# Instructions for the task:
Reproduce the data below exactly. Skip the pictures.

# Website and app data records:
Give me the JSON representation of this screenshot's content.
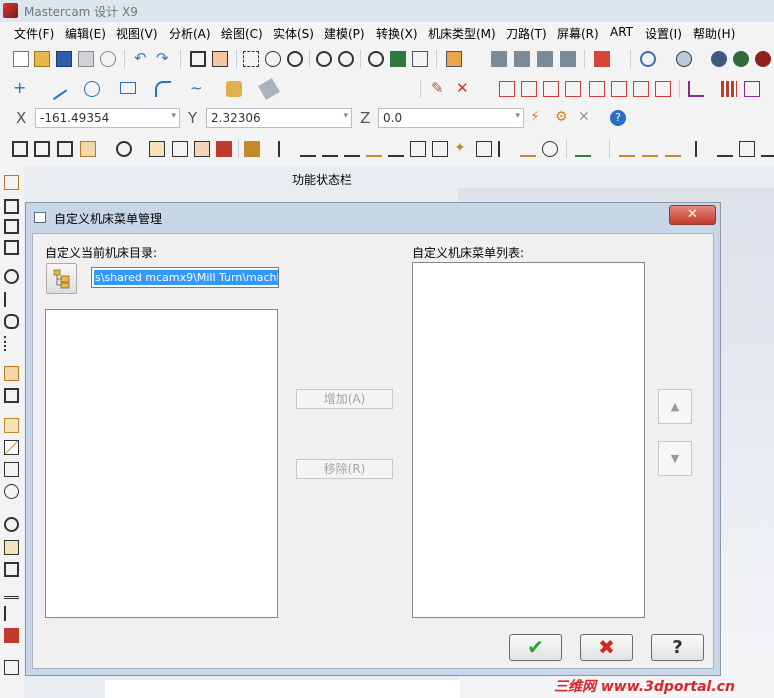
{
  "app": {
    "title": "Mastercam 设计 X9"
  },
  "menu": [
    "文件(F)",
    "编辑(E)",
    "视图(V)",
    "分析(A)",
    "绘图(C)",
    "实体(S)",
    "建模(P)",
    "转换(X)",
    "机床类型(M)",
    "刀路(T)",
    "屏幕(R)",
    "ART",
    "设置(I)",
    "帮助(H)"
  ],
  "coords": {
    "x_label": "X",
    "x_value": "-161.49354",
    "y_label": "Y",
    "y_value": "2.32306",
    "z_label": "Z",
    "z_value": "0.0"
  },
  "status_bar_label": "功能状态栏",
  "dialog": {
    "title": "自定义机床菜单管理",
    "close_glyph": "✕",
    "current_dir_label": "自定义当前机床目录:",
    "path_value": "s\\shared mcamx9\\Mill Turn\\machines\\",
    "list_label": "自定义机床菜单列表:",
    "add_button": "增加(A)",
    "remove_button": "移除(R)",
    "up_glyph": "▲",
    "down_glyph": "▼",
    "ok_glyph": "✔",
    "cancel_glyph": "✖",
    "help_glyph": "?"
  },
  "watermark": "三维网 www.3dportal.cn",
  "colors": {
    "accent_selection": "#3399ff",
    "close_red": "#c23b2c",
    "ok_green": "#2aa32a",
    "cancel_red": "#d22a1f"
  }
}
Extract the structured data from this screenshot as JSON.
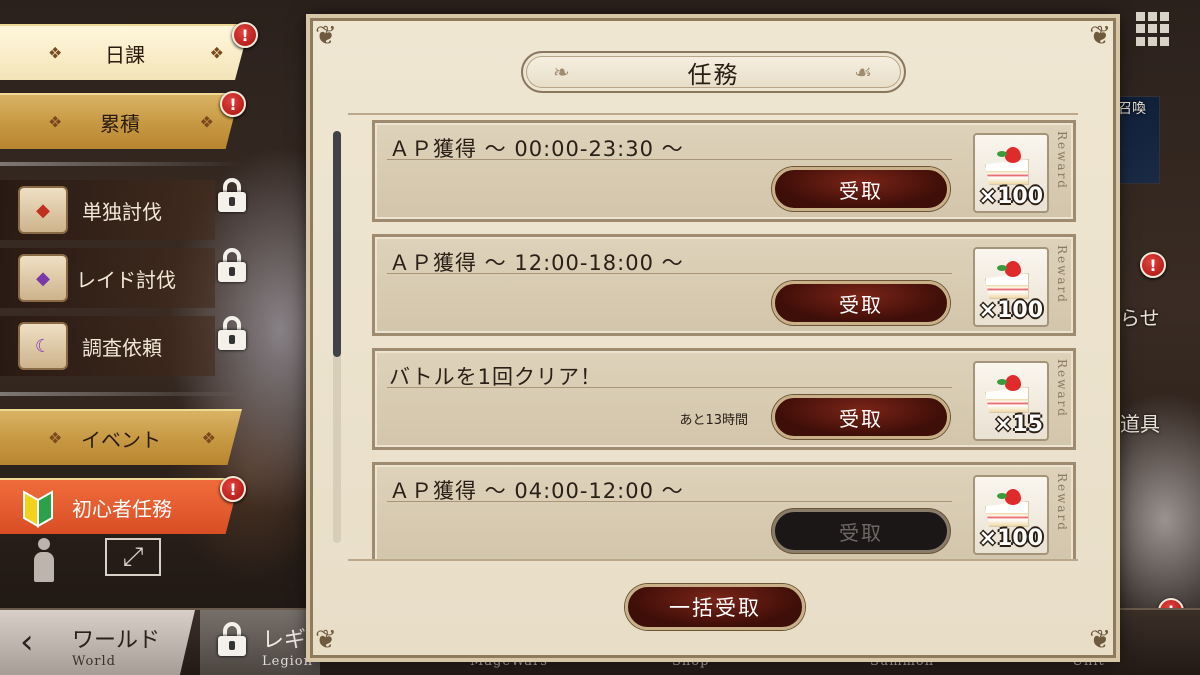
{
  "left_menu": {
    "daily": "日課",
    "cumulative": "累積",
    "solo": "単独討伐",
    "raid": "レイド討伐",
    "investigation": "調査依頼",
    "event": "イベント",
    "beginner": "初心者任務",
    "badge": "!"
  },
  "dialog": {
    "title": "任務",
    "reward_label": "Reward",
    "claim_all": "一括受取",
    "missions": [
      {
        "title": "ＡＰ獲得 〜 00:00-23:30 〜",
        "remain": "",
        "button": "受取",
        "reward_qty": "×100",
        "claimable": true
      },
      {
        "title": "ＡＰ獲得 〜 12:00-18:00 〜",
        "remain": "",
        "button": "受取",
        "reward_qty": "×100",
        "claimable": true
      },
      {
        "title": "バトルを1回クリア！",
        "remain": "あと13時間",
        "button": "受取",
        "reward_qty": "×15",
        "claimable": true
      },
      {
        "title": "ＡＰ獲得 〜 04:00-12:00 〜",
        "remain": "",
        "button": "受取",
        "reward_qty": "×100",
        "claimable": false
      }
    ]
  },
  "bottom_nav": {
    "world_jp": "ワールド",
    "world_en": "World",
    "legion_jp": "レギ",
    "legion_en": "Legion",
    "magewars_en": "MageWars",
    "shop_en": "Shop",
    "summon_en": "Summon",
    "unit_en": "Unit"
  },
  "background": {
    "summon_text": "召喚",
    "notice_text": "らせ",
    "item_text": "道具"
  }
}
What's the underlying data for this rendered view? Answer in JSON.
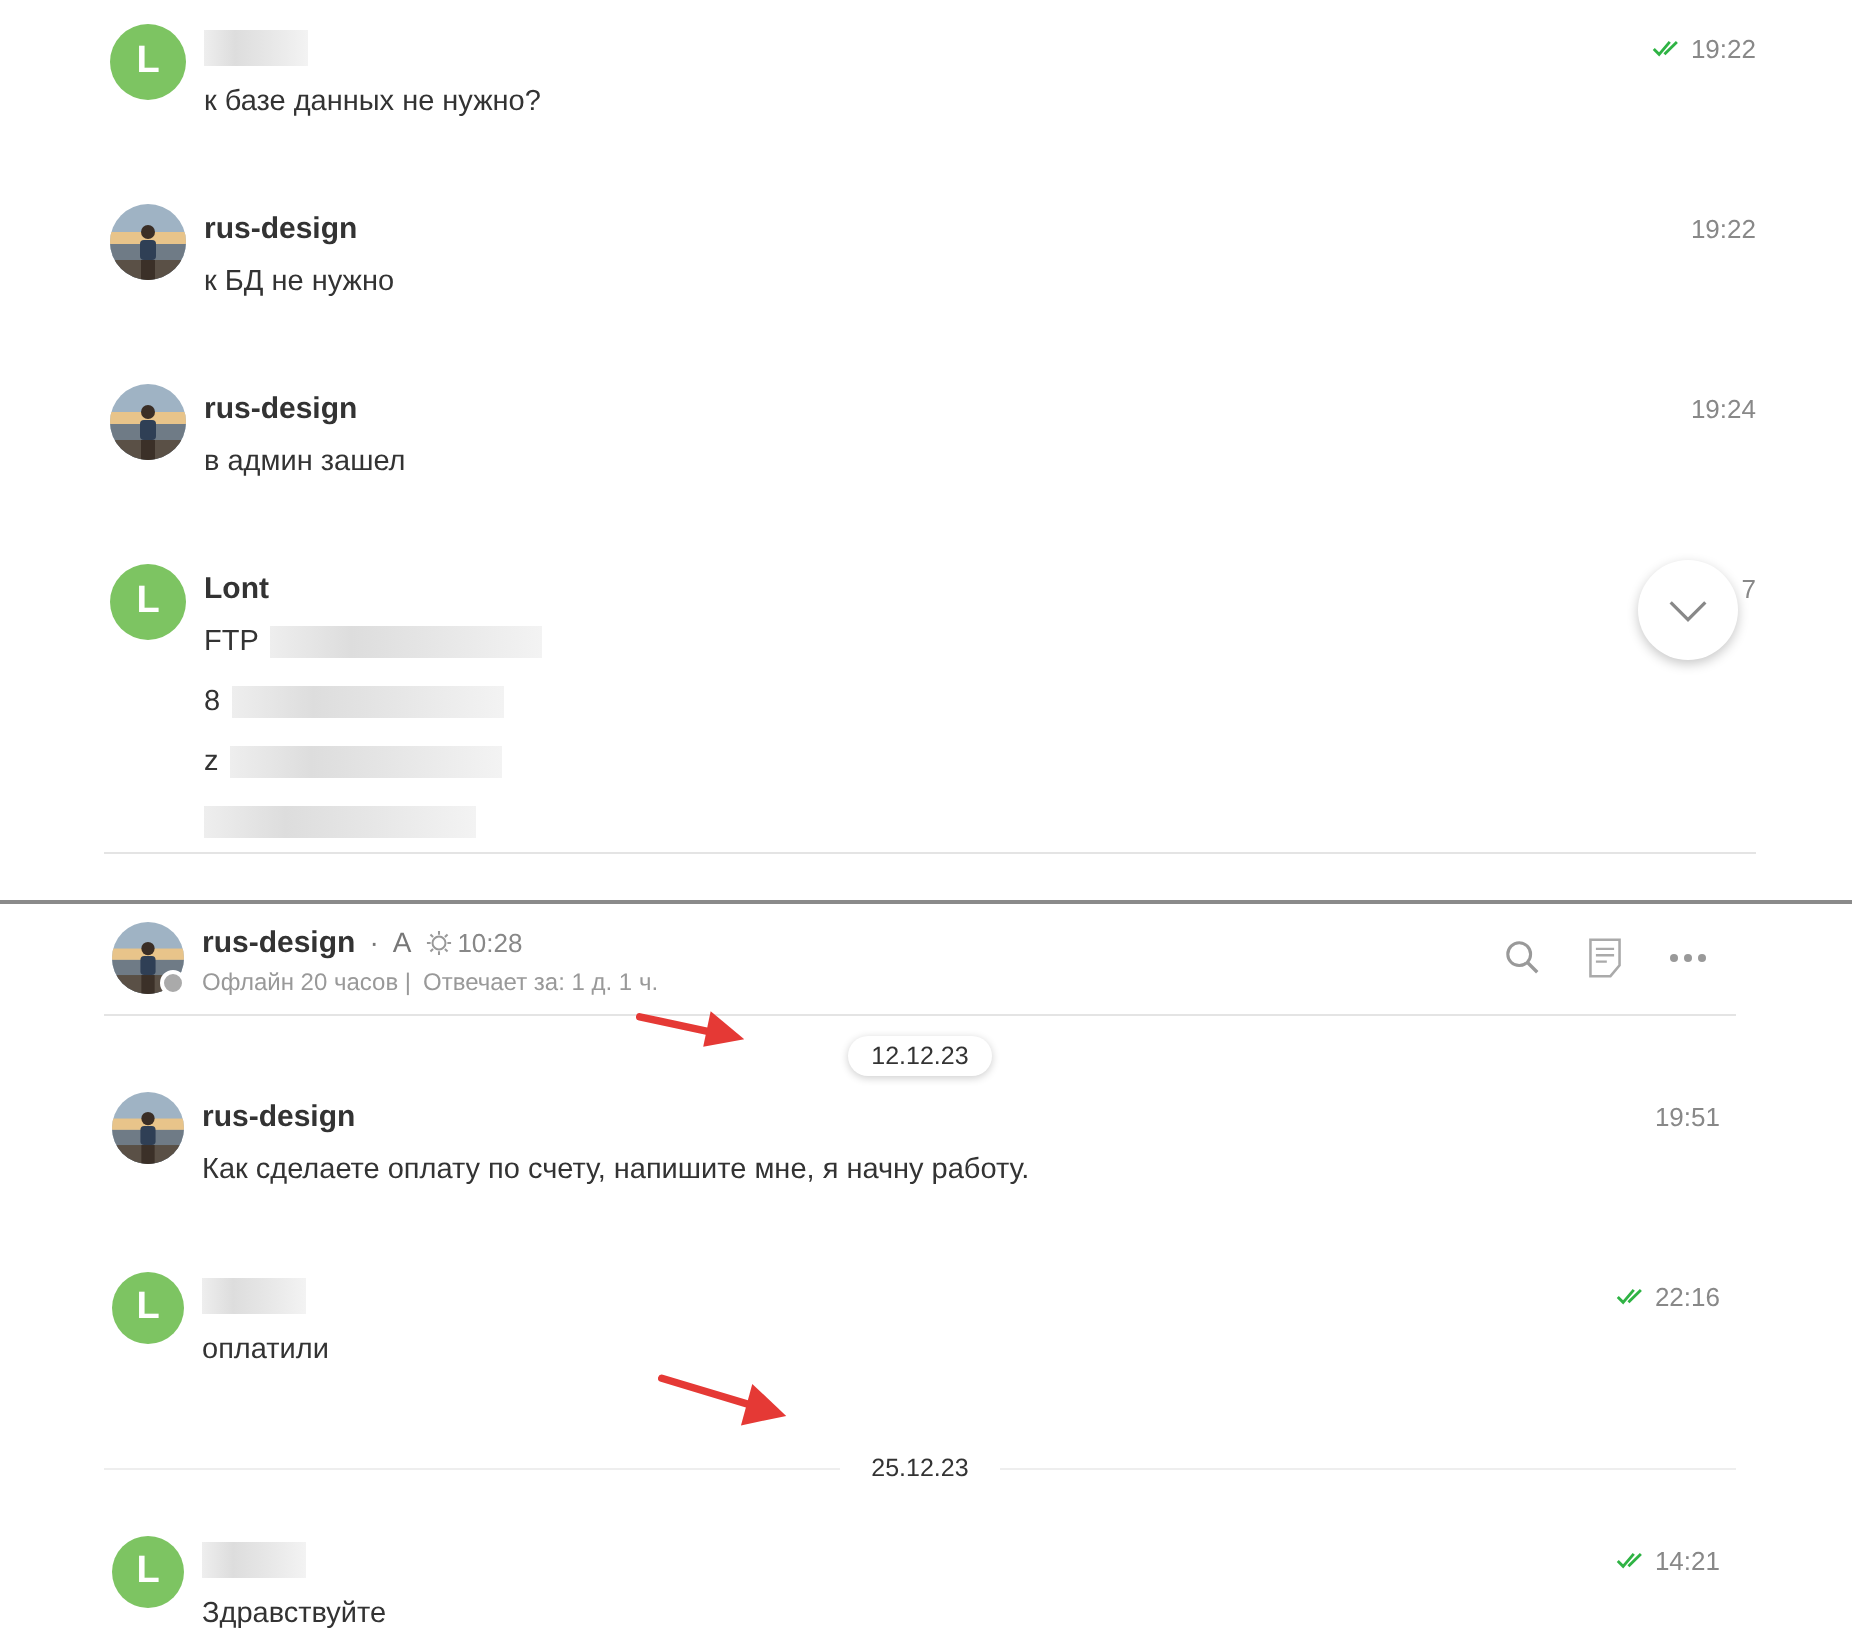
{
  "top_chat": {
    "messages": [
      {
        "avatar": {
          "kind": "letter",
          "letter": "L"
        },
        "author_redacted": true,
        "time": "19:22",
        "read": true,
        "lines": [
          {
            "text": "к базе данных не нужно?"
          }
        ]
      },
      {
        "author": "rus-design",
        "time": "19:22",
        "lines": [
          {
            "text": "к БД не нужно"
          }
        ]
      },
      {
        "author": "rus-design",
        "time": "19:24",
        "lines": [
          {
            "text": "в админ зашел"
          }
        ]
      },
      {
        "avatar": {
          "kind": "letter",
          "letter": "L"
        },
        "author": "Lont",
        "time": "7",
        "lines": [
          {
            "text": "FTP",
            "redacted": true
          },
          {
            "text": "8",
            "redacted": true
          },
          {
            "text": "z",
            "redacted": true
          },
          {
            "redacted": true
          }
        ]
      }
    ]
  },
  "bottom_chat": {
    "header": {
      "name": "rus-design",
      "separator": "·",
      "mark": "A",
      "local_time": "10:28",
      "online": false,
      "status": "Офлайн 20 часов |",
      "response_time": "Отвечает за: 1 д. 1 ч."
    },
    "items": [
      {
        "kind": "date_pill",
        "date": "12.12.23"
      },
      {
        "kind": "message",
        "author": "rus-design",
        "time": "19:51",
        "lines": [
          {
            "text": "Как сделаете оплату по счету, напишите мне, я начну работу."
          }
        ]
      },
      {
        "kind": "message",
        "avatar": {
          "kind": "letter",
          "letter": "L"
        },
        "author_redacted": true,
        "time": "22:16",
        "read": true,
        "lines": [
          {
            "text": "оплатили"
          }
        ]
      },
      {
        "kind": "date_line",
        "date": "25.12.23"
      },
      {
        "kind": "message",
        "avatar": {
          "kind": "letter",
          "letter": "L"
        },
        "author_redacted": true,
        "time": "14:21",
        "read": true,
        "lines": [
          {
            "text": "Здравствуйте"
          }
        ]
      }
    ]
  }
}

# Exercise result:
Give me the JSON representation of this screenshot's content.
{
  "app": {
    "title": "Mastercam 设计 X9"
  },
  "menu": [
    "文件(F)",
    "编辑(E)",
    "视图(V)",
    "分析(A)",
    "绘图(C)",
    "实体(S)",
    "建模(P)",
    "转换(X)",
    "机床类型(M)",
    "刀路(T)",
    "屏幕(R)",
    "ART",
    "设置(I)",
    "帮助(H)"
  ],
  "coords": {
    "x_label": "X",
    "x_value": "-161.49354",
    "y_label": "Y",
    "y_value": "2.32306",
    "z_label": "Z",
    "z_value": "0.0"
  },
  "status_bar_label": "功能状态栏",
  "dialog": {
    "title": "自定义机床菜单管理",
    "close_glyph": "✕",
    "current_dir_label": "自定义当前机床目录:",
    "path_value": "s\\shared mcamx9\\Mill Turn\\machines\\",
    "list_label": "自定义机床菜单列表:",
    "add_button": "增加(A)",
    "remove_button": "移除(R)",
    "up_glyph": "▲",
    "down_glyph": "▼",
    "ok_glyph": "✔",
    "cancel_glyph": "✖",
    "help_glyph": "?"
  },
  "watermark": "三维网 www.3dportal.cn",
  "colors": {
    "accent_selection": "#3399ff",
    "close_red": "#c23b2c",
    "ok_green": "#2aa32a",
    "cancel_red": "#d22a1f"
  }
}
Extract the structured data from this screenshot as JSON.
{
  "left_menu": {
    "daily": "日課",
    "cumulative": "累積",
    "solo": "単独討伐",
    "raid": "レイド討伐",
    "investigation": "調査依頼",
    "event": "イベント",
    "beginner": "初心者任務",
    "badge": "!"
  },
  "dialog": {
    "title": "任務",
    "reward_label": "Reward",
    "claim_all": "一括受取",
    "missions": [
      {
        "title": "ＡＰ獲得 〜 00:00-23:30 〜",
        "remain": "",
        "button": "受取",
        "reward_qty": "×100",
        "claimable": true
      },
      {
        "title": "ＡＰ獲得 〜 12:00-18:00 〜",
        "remain": "",
        "button": "受取",
        "reward_qty": "×100",
        "claimable": true
      },
      {
        "title": "バトルを1回クリア！",
        "remain": "あと13時間",
        "button": "受取",
        "reward_qty": "×15",
        "claimable": true
      },
      {
        "title": "ＡＰ獲得 〜 04:00-12:00 〜",
        "remain": "",
        "button": "受取",
        "reward_qty": "×100",
        "claimable": false
      }
    ]
  },
  "bottom_nav": {
    "world_jp": "ワールド",
    "world_en": "World",
    "legion_jp": "レギ",
    "legion_en": "Legion",
    "magewars_en": "MageWars",
    "shop_en": "Shop",
    "summon_en": "Summon",
    "unit_en": "Unit"
  },
  "background": {
    "summon_text": "召喚",
    "notice_text": "らせ",
    "item_text": "道具"
  }
}
What's the underlying data for this rendered view? Answer in JSON.
{
  "top_chat": {
    "messages": [
      {
        "avatar": {
          "kind": "letter",
          "letter": "L"
        },
        "author_redacted": true,
        "time": "19:22",
        "read": true,
        "lines": [
          {
            "text": "к базе данных не нужно?"
          }
        ]
      },
      {
        "author": "rus-design",
        "time": "19:22",
        "lines": [
          {
            "text": "к БД не нужно"
          }
        ]
      },
      {
        "author": "rus-design",
        "time": "19:24",
        "lines": [
          {
            "text": "в админ зашел"
          }
        ]
      },
      {
        "avatar": {
          "kind": "letter",
          "letter": "L"
        },
        "author": "Lont",
        "time": "7",
        "lines": [
          {
            "text": "FTP",
            "redacted": true
          },
          {
            "text": "8",
            "redacted": true
          },
          {
            "text": "z",
            "redacted": true
          },
          {
            "redacted": true
          }
        ]
      }
    ]
  },
  "bottom_chat": {
    "header": {
      "name": "rus-design",
      "separator": "·",
      "mark": "A",
      "local_time": "10:28",
      "online": false,
      "status": "Офлайн 20 часов |",
      "response_time": "Отвечает за: 1 д. 1 ч."
    },
    "items": [
      {
        "kind": "date_pill",
        "date": "12.12.23"
      },
      {
        "kind": "message",
        "author": "rus-design",
        "time": "19:51",
        "lines": [
          {
            "text": "Как сделаете оплату по счету, напишите мне, я начну работу."
          }
        ]
      },
      {
        "kind": "message",
        "avatar": {
          "kind": "letter",
          "letter": "L"
        },
        "author_redacted": true,
        "time": "22:16",
        "read": true,
        "lines": [
          {
            "text": "оплатили"
          }
        ]
      },
      {
        "kind": "date_line",
        "date": "25.12.23"
      },
      {
        "kind": "message",
        "avatar": {
          "kind": "letter",
          "letter": "L"
        },
        "author_redacted": true,
        "time": "14:21",
        "read": true,
        "lines": [
          {
            "text": "Здравствуйте"
          }
        ]
      }
    ]
  }
}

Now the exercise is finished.